Segment Open

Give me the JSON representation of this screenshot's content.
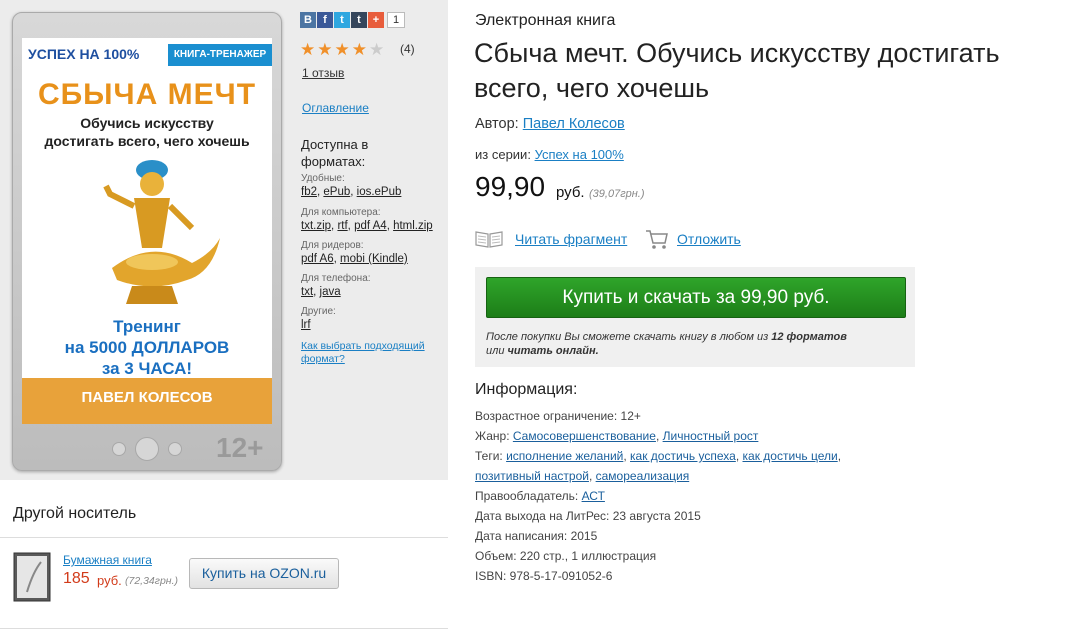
{
  "cover": {
    "series_text": "УСПЕХ НА 100%",
    "badge": "КНИГА-ТРЕНАЖЕР",
    "title": "СБЫЧА МЕЧТ",
    "subtitle_1": "Обучись искусству",
    "subtitle_2": "достигать всего, чего хочешь",
    "promo_1": "Тренинг",
    "promo_2": "на 5000 ДОЛЛАРОВ",
    "promo_3": "за 3 ЧАСА!",
    "author": "ПАВЕЛ КОЛЕСОВ",
    "age_mark": "12+"
  },
  "share": {
    "icons": [
      "vk-icon",
      "facebook-icon",
      "twitter-icon",
      "tumblr-icon",
      "plus-icon"
    ],
    "count": "1"
  },
  "rating": {
    "stars_filled": 4,
    "stars_total": 5,
    "count": "(4)",
    "reviews": "1 отзыв"
  },
  "toc_link": "Оглавление",
  "formats": {
    "title": "Доступна в форматах:",
    "groups": [
      {
        "label": "Удобные:",
        "items": [
          "fb2",
          "ePub",
          "ios.ePub"
        ]
      },
      {
        "label": "Для компьютера:",
        "items": [
          "txt.zip",
          "rtf",
          "pdf A4",
          "html.zip"
        ]
      },
      {
        "label": "Для ридеров:",
        "items": [
          "pdf A6",
          "mobi (Kindle)"
        ]
      },
      {
        "label": "Для телефона:",
        "items": [
          "txt",
          "java"
        ]
      },
      {
        "label": "Другие:",
        "items": [
          "lrf"
        ]
      }
    ],
    "help_link": "Как выбрать подходящий формат?"
  },
  "product": {
    "kind": "Электронная книга",
    "title": "Сбыча мечт. Обучись искусству достигать всего, чего хочешь",
    "author_label": "Автор:",
    "author": "Павел Колесов",
    "series_label": "из серии:",
    "series": "Успех на 100%",
    "price": "99,90",
    "currency": "руб.",
    "price_alt": "(39,07грн.)"
  },
  "actions": {
    "read_fragment": "Читать фрагмент",
    "postpone": "Отложить",
    "buy": "Купить и скачать за 99,90 руб.",
    "note_1": "После покупки Вы сможете скачать книгу в любом из",
    "note_bold_1": "12 форматов",
    "note_2": "или",
    "note_bold_2": "читать онлайн."
  },
  "info": {
    "title": "Информация:",
    "age": "Возрастное ограничение: 12+",
    "genre_label": "Жанр:",
    "genres": [
      "Самосовершенствование",
      "Личностный рост"
    ],
    "tags_label": "Теги:",
    "tags": [
      "исполнение желаний",
      "как достичь успеха",
      "как достичь цели",
      "позитивный настрой",
      "самореализация"
    ],
    "rightholder_label": "Правообладатель:",
    "rightholder": "АСТ",
    "release": "Дата выхода на ЛитРес: 23 августа 2015",
    "written": "Дата написания: 2015",
    "volume": "Объем: 220 стр., 1 иллюстрация",
    "isbn": "ISBN: 978-5-17-091052-6"
  },
  "other": {
    "title": "Другой носитель",
    "paper_link": "Бумажная книга",
    "price": "185",
    "currency": "руб.",
    "price_alt": "(72,34грн.)",
    "ozon_button": "Купить на OZON.ru"
  }
}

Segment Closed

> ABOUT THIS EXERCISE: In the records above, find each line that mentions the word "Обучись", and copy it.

> WRITTEN ANSWER:
    "subtitle_1": "Обучись искусству",
    "title": "Сбыча мечт. Обучись искусству достигать всего, чего хочешь",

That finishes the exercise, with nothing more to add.